AMY GOODMAN: Where does Jose Padilla go now? When we were speaking yesterday with Angela Hegarty, the forensic psychiatrist who interviewed him for some 22 hours, she said that his terror was returning to the brig.
ANDREW PATEL: It is, and she’s right. There’s a — Mr. Padilla will stay in the federal detention facility in Miami until his sentencing. He will — and this is just my — shall we call it an educated guess or expectation — will be sent to a federal maximum security facility. The irony of that is that he will have more social contact with other human beings in the federal maximum security facility than he did in the brig.

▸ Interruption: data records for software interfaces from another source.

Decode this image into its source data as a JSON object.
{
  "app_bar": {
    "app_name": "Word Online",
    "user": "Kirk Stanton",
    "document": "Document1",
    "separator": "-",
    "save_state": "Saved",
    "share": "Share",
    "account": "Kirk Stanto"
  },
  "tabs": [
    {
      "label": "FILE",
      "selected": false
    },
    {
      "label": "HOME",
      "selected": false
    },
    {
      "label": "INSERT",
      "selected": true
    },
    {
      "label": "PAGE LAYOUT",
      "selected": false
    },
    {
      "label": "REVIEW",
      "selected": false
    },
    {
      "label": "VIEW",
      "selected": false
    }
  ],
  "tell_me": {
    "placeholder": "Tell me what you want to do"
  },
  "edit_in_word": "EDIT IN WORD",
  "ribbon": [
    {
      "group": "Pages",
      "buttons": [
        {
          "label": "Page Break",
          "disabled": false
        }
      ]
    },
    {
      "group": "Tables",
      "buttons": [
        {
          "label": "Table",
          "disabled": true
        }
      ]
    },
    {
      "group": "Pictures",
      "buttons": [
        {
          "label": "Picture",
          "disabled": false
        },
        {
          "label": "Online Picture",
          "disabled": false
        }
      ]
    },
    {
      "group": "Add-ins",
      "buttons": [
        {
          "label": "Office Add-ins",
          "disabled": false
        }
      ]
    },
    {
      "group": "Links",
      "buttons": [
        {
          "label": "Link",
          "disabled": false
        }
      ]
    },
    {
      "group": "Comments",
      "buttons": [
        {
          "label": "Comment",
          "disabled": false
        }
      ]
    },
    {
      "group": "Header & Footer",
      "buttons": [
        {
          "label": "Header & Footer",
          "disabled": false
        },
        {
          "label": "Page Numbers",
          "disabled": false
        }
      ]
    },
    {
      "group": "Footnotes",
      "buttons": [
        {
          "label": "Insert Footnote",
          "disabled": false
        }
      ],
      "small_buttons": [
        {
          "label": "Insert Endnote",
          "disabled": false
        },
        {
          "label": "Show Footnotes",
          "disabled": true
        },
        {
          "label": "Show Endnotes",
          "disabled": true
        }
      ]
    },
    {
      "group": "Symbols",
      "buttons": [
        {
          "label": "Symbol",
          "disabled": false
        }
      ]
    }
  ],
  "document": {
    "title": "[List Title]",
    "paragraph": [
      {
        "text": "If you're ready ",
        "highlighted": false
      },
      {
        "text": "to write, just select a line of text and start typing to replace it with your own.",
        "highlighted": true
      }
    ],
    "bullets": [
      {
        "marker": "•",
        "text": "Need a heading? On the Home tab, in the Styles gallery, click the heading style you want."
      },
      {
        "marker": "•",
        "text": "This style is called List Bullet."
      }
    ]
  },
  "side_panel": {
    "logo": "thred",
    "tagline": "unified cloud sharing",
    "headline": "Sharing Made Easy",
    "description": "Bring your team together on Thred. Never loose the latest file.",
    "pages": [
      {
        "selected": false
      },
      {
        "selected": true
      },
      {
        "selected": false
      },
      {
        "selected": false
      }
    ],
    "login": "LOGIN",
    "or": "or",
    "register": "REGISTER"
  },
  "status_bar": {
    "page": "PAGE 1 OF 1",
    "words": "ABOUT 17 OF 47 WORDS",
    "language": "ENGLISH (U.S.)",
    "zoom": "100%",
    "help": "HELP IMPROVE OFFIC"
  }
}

AMY GOODMAN: Everyone says the most damning evidence was this Mujahideen data form that was described as an application to an al-Qaeda training camp in northern Afghanistan.
ANDREW PATEL: That was the government’s — you know, when you actually look at this document and — it is clear that it was — there were two or three different kinds of inks. If you look at the handwriting on the first page and the last page, they don’t match. Even things like, in the United States we will write a date, you know, month, date, year, and in Europe and the Middle East they write date, month, year. There are actually two dates on this form: one on the first page, one on the last page. One is in the European style, one is in the American style. We referred to this document as a, quote, "questioned document," unquote. The jury has spoken on that issue.
AMY GOODMAN: The Wall Street Journal saying the verdict may bolster proponents of broad warrantless electronic surveillance in the fight against terror, but could also vindicate those who back civilian courts and law enforcements for trying such suspects.
ANDREW PATEL: I think that the folks who are looking for an excuse to continue or, you know, initiate unlawful wiretaps, any excuse is a fine excuse. There is certainly nothing in this case that would validate that. The wiretaps in this case were all court-ordered.
AMY GOODMAN: What is Jose Padilla’s reaction?
ANDREW PATEL: I would vastly prefer that circumstances had permitted you to ask him of that question. And I think I’ll save it for — the answer for the day when he can answer that question for himself.
AMY GOODMAN: Is he able to process it?
ANDREW PATEL: I’m sorry?
AMY GOODMAN: Is he able to process the verdict? Does he understand it?
ANDREW PATEL: You spoke with Angela yesterday, Dr. Hegarty. Let me just say that nothing in the interim has happened to make him better. It’s our belief that he was not — that this trial should not have gone forward. That matter will be addressed before the court of appeals.
AMY GOODMAN: And will the issue of torture be raised, being abused over the years and the extreme isolation?
ANDREW PATEL: His competence and the way he was treated in the brig are completely interwoven.
AMY GOODMAN: The sentence he faces?
ANDREW PATEL: Maximum sentence on count one is life.
AMY GOODMAN: Andrew Patel, I want to thank you for being with us. Andrew Patel is speaking to us from Miami, where the jury handed in their verdict yesterday in the case of Jose Padilla, found guilty of conspiracy.